*** Begin section ***

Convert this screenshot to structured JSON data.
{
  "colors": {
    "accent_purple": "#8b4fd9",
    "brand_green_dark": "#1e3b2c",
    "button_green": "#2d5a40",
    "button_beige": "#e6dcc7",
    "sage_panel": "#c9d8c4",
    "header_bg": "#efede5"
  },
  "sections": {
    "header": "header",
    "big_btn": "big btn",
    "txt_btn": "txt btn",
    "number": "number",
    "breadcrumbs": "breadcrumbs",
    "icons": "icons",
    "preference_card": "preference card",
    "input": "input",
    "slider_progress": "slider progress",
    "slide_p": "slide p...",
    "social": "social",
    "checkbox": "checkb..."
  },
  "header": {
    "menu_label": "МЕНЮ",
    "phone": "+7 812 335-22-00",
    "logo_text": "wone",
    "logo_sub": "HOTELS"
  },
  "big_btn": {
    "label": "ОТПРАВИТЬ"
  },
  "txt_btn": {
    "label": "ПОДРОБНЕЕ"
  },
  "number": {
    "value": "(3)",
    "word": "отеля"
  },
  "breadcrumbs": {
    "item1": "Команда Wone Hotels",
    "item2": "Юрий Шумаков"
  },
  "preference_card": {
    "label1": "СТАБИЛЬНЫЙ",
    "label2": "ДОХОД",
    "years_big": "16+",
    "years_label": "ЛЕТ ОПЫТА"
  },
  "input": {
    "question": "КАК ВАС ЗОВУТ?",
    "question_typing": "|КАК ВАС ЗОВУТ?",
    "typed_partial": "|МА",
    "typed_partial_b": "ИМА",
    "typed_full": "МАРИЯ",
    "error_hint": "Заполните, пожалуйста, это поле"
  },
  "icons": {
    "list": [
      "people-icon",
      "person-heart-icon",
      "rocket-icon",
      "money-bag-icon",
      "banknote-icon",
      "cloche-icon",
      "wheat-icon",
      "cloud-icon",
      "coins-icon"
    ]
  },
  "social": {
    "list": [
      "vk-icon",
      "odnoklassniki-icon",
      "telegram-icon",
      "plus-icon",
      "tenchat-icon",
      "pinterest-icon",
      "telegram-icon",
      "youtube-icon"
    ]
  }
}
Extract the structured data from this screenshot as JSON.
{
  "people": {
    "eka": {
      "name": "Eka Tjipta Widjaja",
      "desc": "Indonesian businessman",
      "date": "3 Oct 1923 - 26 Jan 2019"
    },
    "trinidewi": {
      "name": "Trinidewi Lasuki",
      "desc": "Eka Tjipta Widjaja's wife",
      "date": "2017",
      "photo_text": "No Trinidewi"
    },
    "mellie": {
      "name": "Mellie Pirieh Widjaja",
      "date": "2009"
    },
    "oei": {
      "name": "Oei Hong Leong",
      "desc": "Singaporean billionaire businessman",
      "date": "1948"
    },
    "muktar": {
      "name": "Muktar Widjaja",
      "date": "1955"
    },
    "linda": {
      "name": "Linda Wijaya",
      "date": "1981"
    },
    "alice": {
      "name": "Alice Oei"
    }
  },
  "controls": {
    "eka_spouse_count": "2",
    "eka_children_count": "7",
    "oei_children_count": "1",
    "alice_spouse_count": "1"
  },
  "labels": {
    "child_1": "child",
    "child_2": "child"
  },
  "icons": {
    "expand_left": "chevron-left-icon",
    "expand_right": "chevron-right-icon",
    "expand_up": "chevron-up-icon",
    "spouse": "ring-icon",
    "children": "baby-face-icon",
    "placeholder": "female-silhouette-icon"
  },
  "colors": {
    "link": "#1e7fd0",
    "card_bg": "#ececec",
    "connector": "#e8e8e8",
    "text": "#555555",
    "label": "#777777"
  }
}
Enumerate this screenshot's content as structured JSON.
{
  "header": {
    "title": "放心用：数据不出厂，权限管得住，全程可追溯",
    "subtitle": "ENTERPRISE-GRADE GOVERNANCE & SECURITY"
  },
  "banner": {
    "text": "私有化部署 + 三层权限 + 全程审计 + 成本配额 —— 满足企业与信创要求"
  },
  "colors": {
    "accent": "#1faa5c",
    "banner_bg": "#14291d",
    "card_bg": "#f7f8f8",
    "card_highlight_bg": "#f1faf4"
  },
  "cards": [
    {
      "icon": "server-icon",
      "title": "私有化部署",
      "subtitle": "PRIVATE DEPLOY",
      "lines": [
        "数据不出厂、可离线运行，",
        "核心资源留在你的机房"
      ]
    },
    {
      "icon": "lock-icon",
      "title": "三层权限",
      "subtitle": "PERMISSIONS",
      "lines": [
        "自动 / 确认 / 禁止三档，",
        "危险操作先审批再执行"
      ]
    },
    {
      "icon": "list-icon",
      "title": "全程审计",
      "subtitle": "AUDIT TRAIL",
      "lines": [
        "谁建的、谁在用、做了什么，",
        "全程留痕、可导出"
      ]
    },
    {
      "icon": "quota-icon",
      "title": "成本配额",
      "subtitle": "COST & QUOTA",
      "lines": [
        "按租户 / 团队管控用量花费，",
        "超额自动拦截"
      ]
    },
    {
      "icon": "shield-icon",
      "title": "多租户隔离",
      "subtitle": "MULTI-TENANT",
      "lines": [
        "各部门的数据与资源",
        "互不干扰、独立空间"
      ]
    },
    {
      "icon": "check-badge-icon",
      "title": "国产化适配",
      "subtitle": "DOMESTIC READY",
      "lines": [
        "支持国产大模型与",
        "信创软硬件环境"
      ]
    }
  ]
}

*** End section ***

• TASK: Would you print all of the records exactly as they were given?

• ANSWER TO THIS TASK:
Convert this screenshot to structured JSON data.
{
  "colors": {
    "accent_purple": "#8b4fd9",
    "brand_green_dark": "#1e3b2c",
    "button_green": "#2d5a40",
    "button_beige": "#e6dcc7",
    "sage_panel": "#c9d8c4",
    "header_bg": "#efede5"
  },
  "sections": {
    "header": "header",
    "big_btn": "big btn",
    "txt_btn": "txt btn",
    "number": "number",
    "breadcrumbs": "breadcrumbs",
    "icons": "icons",
    "preference_card": "preference card",
    "input": "input",
    "slider_progress": "slider progress",
    "slide_p": "slide p...",
    "social": "social",
    "checkbox": "checkb..."
  },
  "header": {
    "menu_label": "МЕНЮ",
    "phone": "+7 812 335-22-00",
    "logo_text": "wone",
    "logo_sub": "HOTELS"
  },
  "big_btn": {
    "label": "ОТПРАВИТЬ"
  },
  "txt_btn": {
    "label": "ПОДРОБНЕЕ"
  },
  "number": {
    "value": "(3)",
    "word": "отеля"
  },
  "breadcrumbs": {
    "item1": "Команда Wone Hotels",
    "item2": "Юрий Шумаков"
  },
  "preference_card": {
    "label1": "СТАБИЛЬНЫЙ",
    "label2": "ДОХОД",
    "years_big": "16+",
    "years_label": "ЛЕТ ОПЫТА"
  },
  "input": {
    "question": "КАК ВАС ЗОВУТ?",
    "question_typing": "|КАК ВАС ЗОВУТ?",
    "typed_partial": "|МА",
    "typed_partial_b": "ИМА",
    "typed_full": "МАРИЯ",
    "error_hint": "Заполните, пожалуйста, это поле"
  },
  "icons": {
    "list": [
      "people-icon",
      "person-heart-icon",
      "rocket-icon",
      "money-bag-icon",
      "banknote-icon",
      "cloche-icon",
      "wheat-icon",
      "cloud-icon",
      "coins-icon"
    ]
  },
  "social": {
    "list": [
      "vk-icon",
      "odnoklassniki-icon",
      "telegram-icon",
      "plus-icon",
      "tenchat-icon",
      "pinterest-icon",
      "telegram-icon",
      "youtube-icon"
    ]
  }
}
Extract the structured data from this screenshot as JSON.
{
  "people": {
    "eka": {
      "name": "Eka Tjipta Widjaja",
      "desc": "Indonesian businessman",
      "date": "3 Oct 1923 - 26 Jan 2019"
    },
    "trinidewi": {
      "name": "Trinidewi Lasuki",
      "desc": "Eka Tjipta Widjaja's wife",
      "date": "2017",
      "photo_text": "No Trinidewi"
    },
    "mellie": {
      "name": "Mellie Pirieh Widjaja",
      "date": "2009"
    },
    "oei": {
      "name": "Oei Hong Leong",
      "desc": "Singaporean billionaire businessman",
      "date": "1948"
    },
    "muktar": {
      "name": "Muktar Widjaja",
      "date": "1955"
    },
    "linda": {
      "name": "Linda Wijaya",
      "date": "1981"
    },
    "alice": {
      "name": "Alice Oei"
    }
  },
  "controls": {
    "eka_spouse_count": "2",
    "eka_children_count": "7",
    "oei_children_count": "1",
    "alice_spouse_count": "1"
  },
  "labels": {
    "child_1": "child",
    "child_2": "child"
  },
  "icons": {
    "expand_left": "chevron-left-icon",
    "expand_right": "chevron-right-icon",
    "expand_up": "chevron-up-icon",
    "spouse": "ring-icon",
    "children": "baby-face-icon",
    "placeholder": "female-silhouette-icon"
  },
  "colors": {
    "link": "#1e7fd0",
    "card_bg": "#ececec",
    "connector": "#e8e8e8",
    "text": "#555555",
    "label": "#777777"
  }
}
Enumerate this screenshot's content as structured JSON.
{
  "header": {
    "title": "放心用：数据不出厂，权限管得住，全程可追溯",
    "subtitle": "ENTERPRISE-GRADE GOVERNANCE & SECURITY"
  },
  "banner": {
    "text": "私有化部署 + 三层权限 + 全程审计 + 成本配额 —— 满足企业与信创要求"
  },
  "colors": {
    "accent": "#1faa5c",
    "banner_bg": "#14291d",
    "card_bg": "#f7f8f8",
    "card_highlight_bg": "#f1faf4"
  },
  "cards": [
    {
      "icon": "server-icon",
      "title": "私有化部署",
      "subtitle": "PRIVATE DEPLOY",
      "lines": [
        "数据不出厂、可离线运行，",
        "核心资源留在你的机房"
      ]
    },
    {
      "icon": "lock-icon",
      "title": "三层权限",
      "subtitle": "PERMISSIONS",
      "lines": [
        "自动 / 确认 / 禁止三档，",
        "危险操作先审批再执行"
      ]
    },
    {
      "icon": "list-icon",
      "title": "全程审计",
      "subtitle": "AUDIT TRAIL",
      "lines": [
        "谁建的、谁在用、做了什么，",
        "全程留痕、可导出"
      ]
    },
    {
      "icon": "quota-icon",
      "title": "成本配额",
      "subtitle": "COST & QUOTA",
      "lines": [
        "按租户 / 团队管控用量花费，",
        "超额自动拦截"
      ]
    },
    {
      "icon": "shield-icon",
      "title": "多租户隔离",
      "subtitle": "MULTI-TENANT",
      "lines": [
        "各部门的数据与资源",
        "互不干扰、独立空间"
      ]
    },
    {
      "icon": "check-badge-icon",
      "title": "国产化适配",
      "subtitle": "DOMESTIC READY",
      "lines": [
        "支持国产大模型与",
        "信创软硬件环境"
      ]
    }
  ]
}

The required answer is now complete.